● **Aim of the exercise**
Leave every image out, and print the remaining lines below exactly.

[[ Input records open ]]

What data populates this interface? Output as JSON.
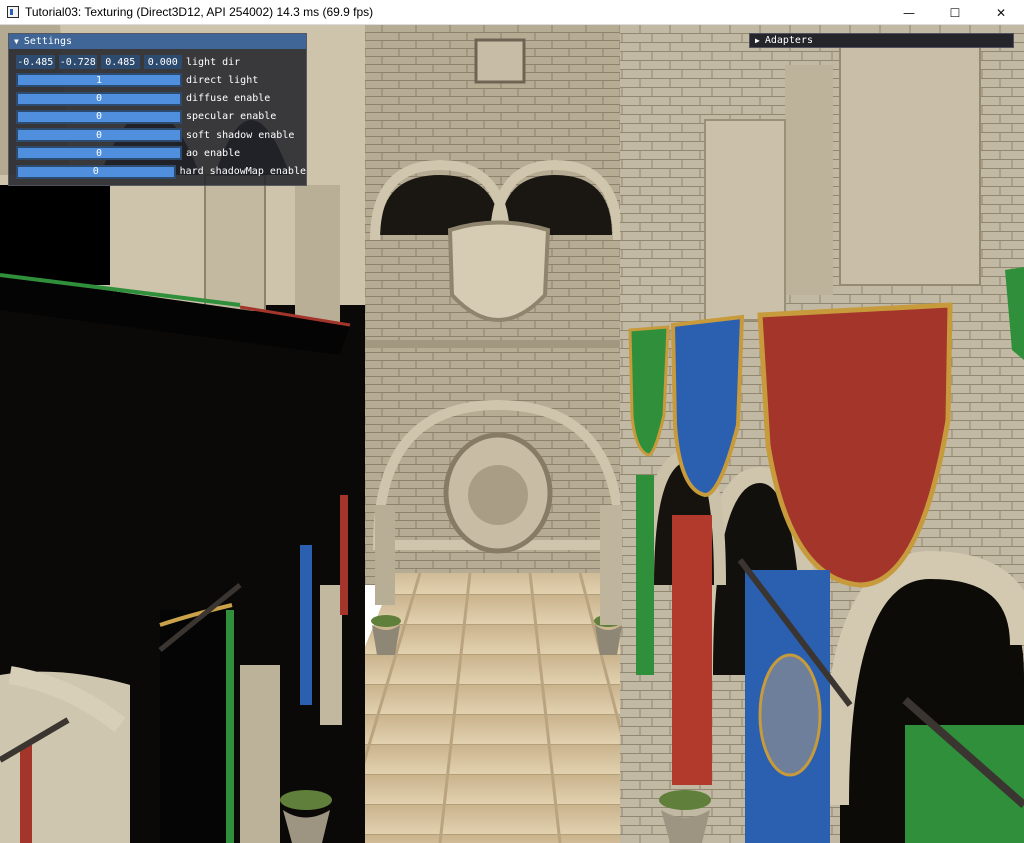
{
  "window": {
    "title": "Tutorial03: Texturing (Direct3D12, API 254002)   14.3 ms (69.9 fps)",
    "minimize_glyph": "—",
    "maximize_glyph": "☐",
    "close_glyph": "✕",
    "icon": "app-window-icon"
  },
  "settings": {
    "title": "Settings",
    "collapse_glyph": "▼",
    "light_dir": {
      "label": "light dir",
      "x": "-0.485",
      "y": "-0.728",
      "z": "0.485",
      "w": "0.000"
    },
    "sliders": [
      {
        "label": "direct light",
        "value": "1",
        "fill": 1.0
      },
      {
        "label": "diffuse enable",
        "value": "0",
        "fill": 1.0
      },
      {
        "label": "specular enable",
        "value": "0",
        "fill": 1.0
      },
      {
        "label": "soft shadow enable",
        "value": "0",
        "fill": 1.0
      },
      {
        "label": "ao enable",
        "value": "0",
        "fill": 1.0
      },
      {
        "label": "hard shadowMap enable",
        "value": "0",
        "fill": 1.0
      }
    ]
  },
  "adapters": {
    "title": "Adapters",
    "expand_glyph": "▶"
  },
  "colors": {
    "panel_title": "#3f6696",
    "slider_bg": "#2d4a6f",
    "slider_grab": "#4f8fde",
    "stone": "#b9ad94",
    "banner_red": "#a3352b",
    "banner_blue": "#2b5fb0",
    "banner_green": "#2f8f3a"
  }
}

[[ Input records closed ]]

● **Response below**
What data populates this interface? Output as JSON.
{
  "window": {
    "title": "Tutorial03: Texturing (Direct3D12, API 254002)   14.3 ms (69.9 fps)",
    "minimize_glyph": "—",
    "maximize_glyph": "☐",
    "close_glyph": "✕",
    "icon": "app-window-icon"
  },
  "settings": {
    "title": "Settings",
    "collapse_glyph": "▼",
    "light_dir": {
      "label": "light dir",
      "x": "-0.485",
      "y": "-0.728",
      "z": "0.485",
      "w": "0.000"
    },
    "sliders": [
      {
        "label": "direct light",
        "value": "1",
        "fill": 1.0
      },
      {
        "label": "diffuse enable",
        "value": "0",
        "fill": 1.0
      },
      {
        "label": "specular enable",
        "value": "0",
        "fill": 1.0
      },
      {
        "label": "soft shadow enable",
        "value": "0",
        "fill": 1.0
      },
      {
        "label": "ao enable",
        "value": "0",
        "fill": 1.0
      },
      {
        "label": "hard shadowMap enable",
        "value": "0",
        "fill": 1.0
      }
    ]
  },
  "adapters": {
    "title": "Adapters",
    "expand_glyph": "▶"
  },
  "colors": {
    "panel_title": "#3f6696",
    "slider_bg": "#2d4a6f",
    "slider_grab": "#4f8fde",
    "stone": "#b9ad94",
    "banner_red": "#a3352b",
    "banner_blue": "#2b5fb0",
    "banner_green": "#2f8f3a"
  }
}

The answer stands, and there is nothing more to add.